In order to enhance the formation of droplets within the flue pipe the interior surface of the flue pipe 2 is lined with (or alternatively the pipe may be made from) a material that does not wet. The concept of whether a surface wets or not depends upon the angle between the meniscus of a droplet of water sitting on that surface and the surface itself. If the angle of interception between the meniscus and the surface is greater than 90°, such that the edges of the droplet overhang the footprint of the droplet on the surface then the surface is said not to wet. Polytetrafluroethane represents a material which does not wet and consequently any moisture condensing on that surface quickly coalesces into droplets which run down the surface rather than sticking to it. The droplets run into the liquid collector formed by the region 16 thereby removing the liquid from the gas flow. As a further enhancement several fins 20, for example in the form of petal fins projecting from an interior surface of the flue pipe at the inlet region can be used to impart rotational motion on the gas as it passes through the flue pipe. This rotational motion tends to cause heavier particles within the gas, namely droplets of moisture, to be directed outwardly and onto the interior surface of the flue wall. This further enhances the liquid collecting properties of the flue pipe.

Advantageously further gas flow and liquid guide features are formed within the flue pipe. In the example shown in FIG. 1 a helically extending groove is formed in the flue pipe which defines an area of increased diameter compared to the normal diameter of the flue pipe. This groove, generally designated 24 acts to catch any droplets of moisture which were being blown longitudinally along the wall of the flue pipe with the gas flow, enabling them to drop into the groove and then flow within the groove towards the liquid collector. However other forms of collector could be formed and indeed upstanding (interiorly directed) walls extending from the interior surface of the flue pipe can be used to achieve the same effect. The helical formation of the groove or interior walls acts to maintain the rotational motion of the gas as it passes along the flue.

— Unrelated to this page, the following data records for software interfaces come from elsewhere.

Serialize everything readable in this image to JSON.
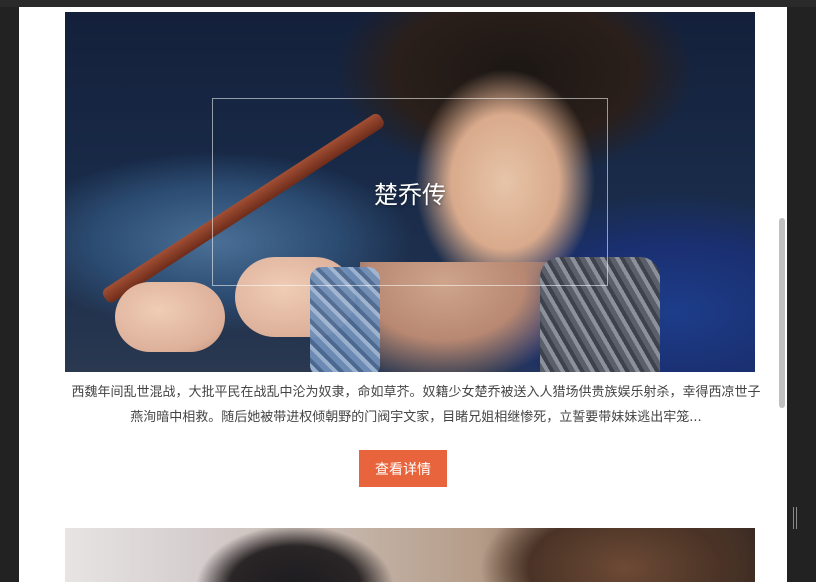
{
  "card": {
    "title": "楚乔传",
    "description_line1": "西魏年间乱世混战，大批平民在战乱中沦为奴隶，命如草芥。奴籍少女楚乔被送入人猎场供贵族娱乐射杀，幸得西凉世子",
    "description_line2": "燕洵暗中相救。随后她被带进权倾朝野的门阀宇文家，目睹兄姐相继惨死，立誓要带妹妹逃出牢笼...",
    "button_label": "查看详情"
  },
  "colors": {
    "button_bg": "#e8643c",
    "page_bg": "#ffffff",
    "outer_bg": "#222222"
  }
}
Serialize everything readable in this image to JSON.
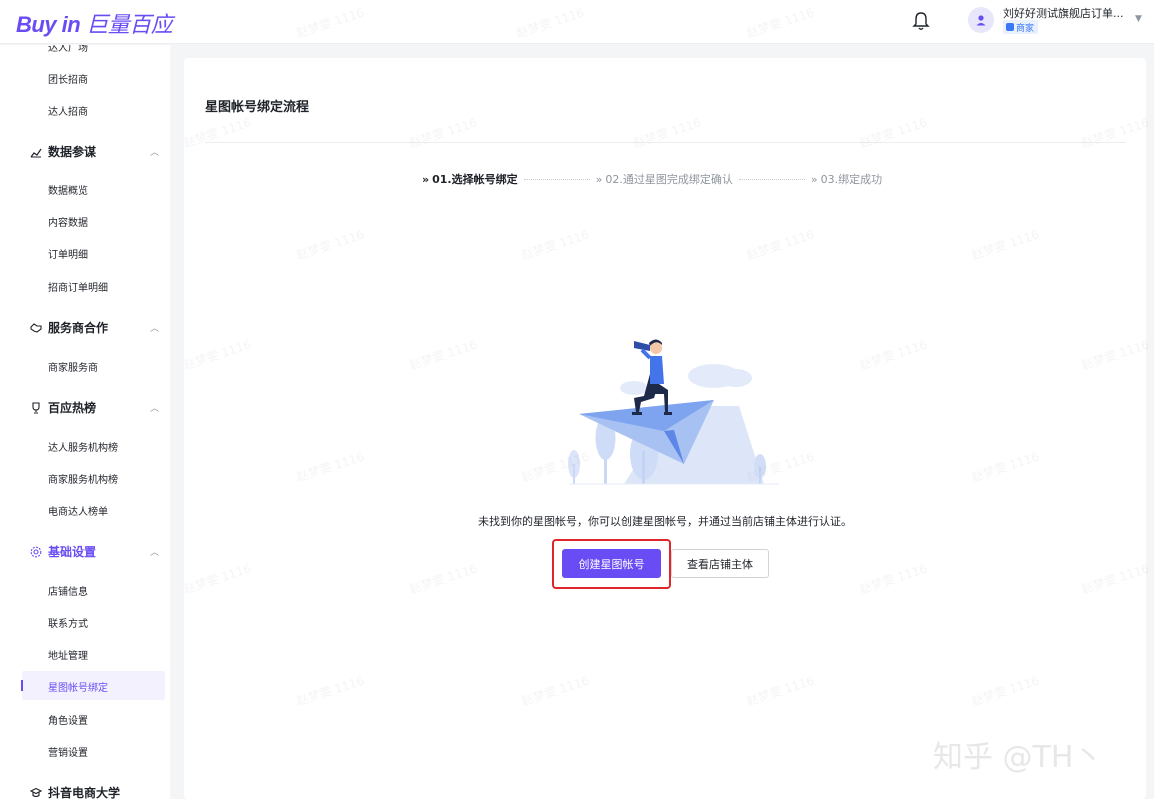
{
  "header": {
    "logo_text": "Buy in",
    "logo_cn": "巨量百应",
    "user_name": "刘好好测试旗舰店订单...",
    "user_role": "商家"
  },
  "sidebar": {
    "top_cut": "达人广场",
    "items_recruit": [
      "团长招商",
      "达人招商"
    ],
    "groups": [
      {
        "label": "数据参谋",
        "items": [
          "数据概览",
          "内容数据",
          "订单明细",
          "招商订单明细"
        ]
      },
      {
        "label": "服务商合作",
        "items": [
          "商家服务商"
        ]
      },
      {
        "label": "百应热榜",
        "items": [
          "达人服务机构榜",
          "商家服务机构榜",
          "电商达人榜单"
        ]
      },
      {
        "label": "基础设置",
        "items": [
          "店铺信息",
          "联系方式",
          "地址管理",
          "星图帐号绑定",
          "角色设置",
          "营销设置"
        ]
      },
      {
        "label": "抖音电商大学",
        "items": []
      }
    ],
    "active_item": "星图帐号绑定"
  },
  "main": {
    "title": "星图帐号绑定流程",
    "steps": [
      {
        "label": "01.选择帐号绑定",
        "active": true
      },
      {
        "label": "02.通过星图完成绑定确认",
        "active": false
      },
      {
        "label": "03.绑定成功",
        "active": false
      }
    ],
    "empty_message": "未找到你的星图帐号，你可以创建星图帐号，并通过当前店铺主体进行认证。",
    "primary_button": "创建星图帐号",
    "secondary_button": "查看店铺主体"
  },
  "watermark": "赵梦雯 1116",
  "corner_watermark": "知乎 @TH丶",
  "colors": {
    "accent": "#6a4cf5",
    "highlight_border": "#e0262b"
  }
}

The collected condensate tends to be acidic in nature and therefore it cannot merely be vented anywhere within the boiler. Boilers are already designed to cope with condensate collecting within the combustion chamber and therefore this feature can be taken advantage of in order to drain the collected condensate from the flue. To this end, the interior baffle 12 extends towards the flue inlet region 4 but closes against and seals with the wall of the flue pipe 2 so as to form a reservoir region 26. One or more drain apertures are formed within the baffle 12 in order to enable the condensate to drain into the combustion region of the boiler when the boiler is not in use. The apertures 28 are deliberately kept small in size so as to guard against any appreciable amount of gas flow occurring within the liquid collector when it is empty. As the collector starts to fill, the liquid flows towards the reservoir region 26 because the flue is installed slightly inclined from the horizontal. The gas pressure from the combustion region is just sufficient to hold the collected liquid within the reservoir whilst the boiler is operating. However, as soon as the combustion process stops and the flow of flue gases slows to a stop, the pressure then becomes insufficient and the collected liquid drains through the aperture 28 into the boiler from where it is collected by a boiler drain and disposed of.

It is thus possible to provide a simple and retrofitable modification to a flue for a boiler so as to reduce the instance of pluming.

FIG. 2 schematically illustrates the flue 1 in combination with a boiler 30. As noted hereinbefore the fan 32 acts to draw air through the air inlet passage 10 and then to direct the air over a gas burner 34 where the combustion of gas takes place and the hot gasses flow over a heat exchanger 36 before exiting through the flue pipe 2.

It is thus possible to provide an improved flue which reduces the instance of pluming.